Hey, guys~ Welcome back to [Grammar]! It’s nice to learn with you!
“All” and “whole” refer to a total number or complete set of things in a group. But what’s the difference between them?
In today’s [Grammar] we are going to explain the difference between “all” and “whole”. Let’s go!
Let’s get started!
1. Difference In Collocation
Compare the following sentences. Can you find some difference?
All the cast had food poisoning. They were forced to cancel the show.
The whole cast had food poisoning. They were forced to cancel the show.
All my family lives abroad.
My whole family lives abroad.
🤞Conclusion: 👉all + determiner + noun
👉determiner + whole + noun
2. Difference In Single Or Plural Entities
We use “the whole” or “the whole of” to refer to complete single things and events that are countable and defined:
The whole (of the) performance was disappointing from start to finish.
But, When we can split up a thing into parts, we can use either “whole” or “all” with the same meaning:
You don’t have to pay the whole (of the) bill at once.
You don’t have to pay all (of) the bill at once.
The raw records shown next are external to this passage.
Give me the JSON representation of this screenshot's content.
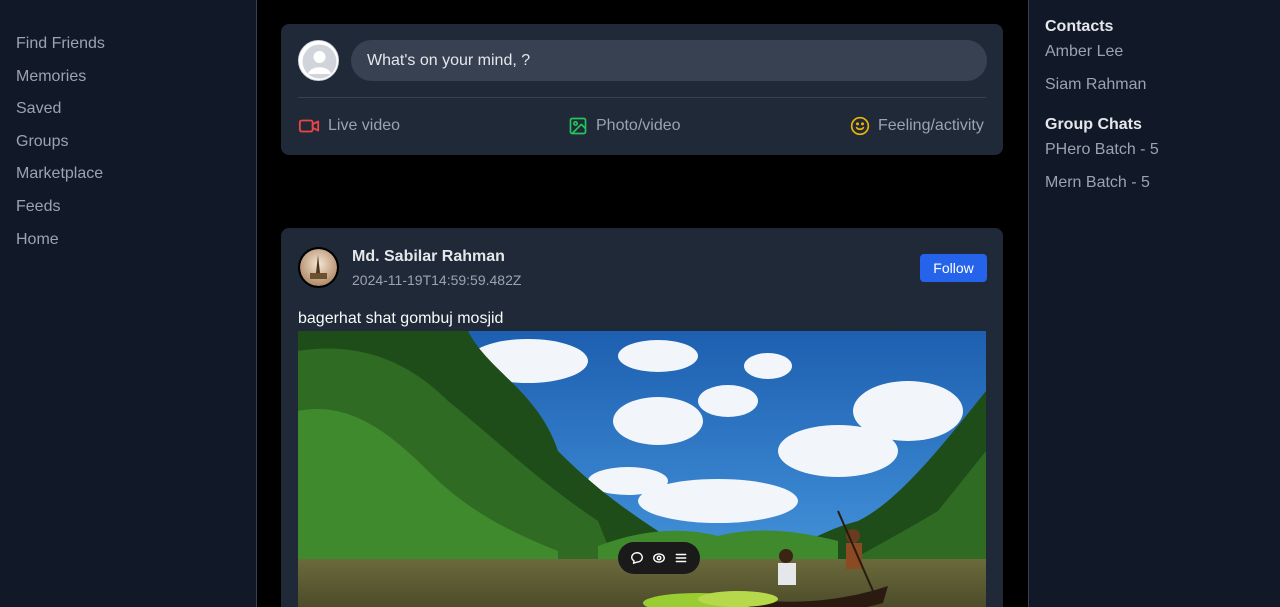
{
  "left_nav": {
    "items": [
      "Find Friends",
      "Memories",
      "Saved",
      "Groups",
      "Marketplace",
      "Feeds",
      "Home"
    ]
  },
  "composer": {
    "placeholder": "What's on your mind, ?",
    "actions": {
      "live": "Live video",
      "photo": "Photo/video",
      "feeling": "Feeling/activity"
    },
    "colors": {
      "live": "#ef4444",
      "photo": "#22c55e",
      "feeling": "#eab308"
    }
  },
  "post": {
    "author": "Md. Sabilar Rahman",
    "timestamp": "2024-11-19T14:59:59.482Z",
    "follow_label": "Follow",
    "caption": "bagerhat shat gombuj mosjid",
    "toolbar_icons": [
      "comment-icon",
      "view-icon",
      "menu-icon"
    ]
  },
  "right_panel": {
    "contacts_heading": "Contacts",
    "contacts": [
      "Amber Lee",
      "Siam Rahman"
    ],
    "group_chats_heading": "Group Chats",
    "group_chats": [
      "PHero Batch - 5",
      "Mern Batch - 5"
    ]
  },
  "colors": {
    "accent": "#2563eb",
    "panel": "#1f2937",
    "sidebar": "#111827"
  }
}
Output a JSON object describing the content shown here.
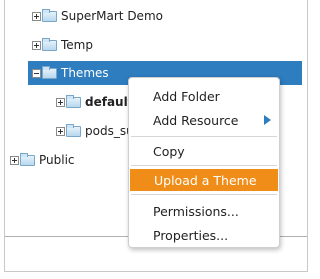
{
  "tree": {
    "items": [
      {
        "label": "SuperMart Demo",
        "expander": "plus",
        "selected": false
      },
      {
        "label": "Temp",
        "expander": "plus",
        "selected": false
      },
      {
        "label": "Themes",
        "expander": "minus",
        "selected": true
      },
      {
        "label": "default",
        "expander": "plus",
        "selected": false,
        "bold": true
      },
      {
        "label": "pods_sur",
        "expander": "plus",
        "selected": false
      },
      {
        "label": "Public",
        "expander": "plus",
        "selected": false
      }
    ]
  },
  "context_menu": {
    "items": [
      {
        "label": "Add Folder"
      },
      {
        "label": "Add Resource",
        "submenu": true
      },
      {
        "label": "Copy"
      },
      {
        "label": "Upload a Theme",
        "highlighted": true
      },
      {
        "label": "Permissions..."
      },
      {
        "label": "Properties..."
      }
    ]
  },
  "colors": {
    "selection": "#2d7dbf",
    "menu_highlight": "#f08d18"
  }
}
We use “all the” or “all of the” with uncountable nouns or plural nouns:
She was given all the advice she needed.
Not: She was given the whole advice …
It’s funny when all (of) the actors come in dressed up in their costumes.
But when we use “whole” with plural nouns, it means ‘complete’ or ‘entire’.
Whole families normally shared one room in the nineteenth century. ⇒ entire family
🤞Conclusion: 👉the whole (of) + single countable nouns
👉all (of) the + uncountable nouns/plural countable nouns
Have you already known the difference between “all” and “whole”? Don’t worry, we prepare a quiz for you👇it is time to show yourself!
#1. She ate a _____ bar of chocolate in one bite.
#2. You have to try _____ of the choices.
That’s all for today’s [Grammar]!!!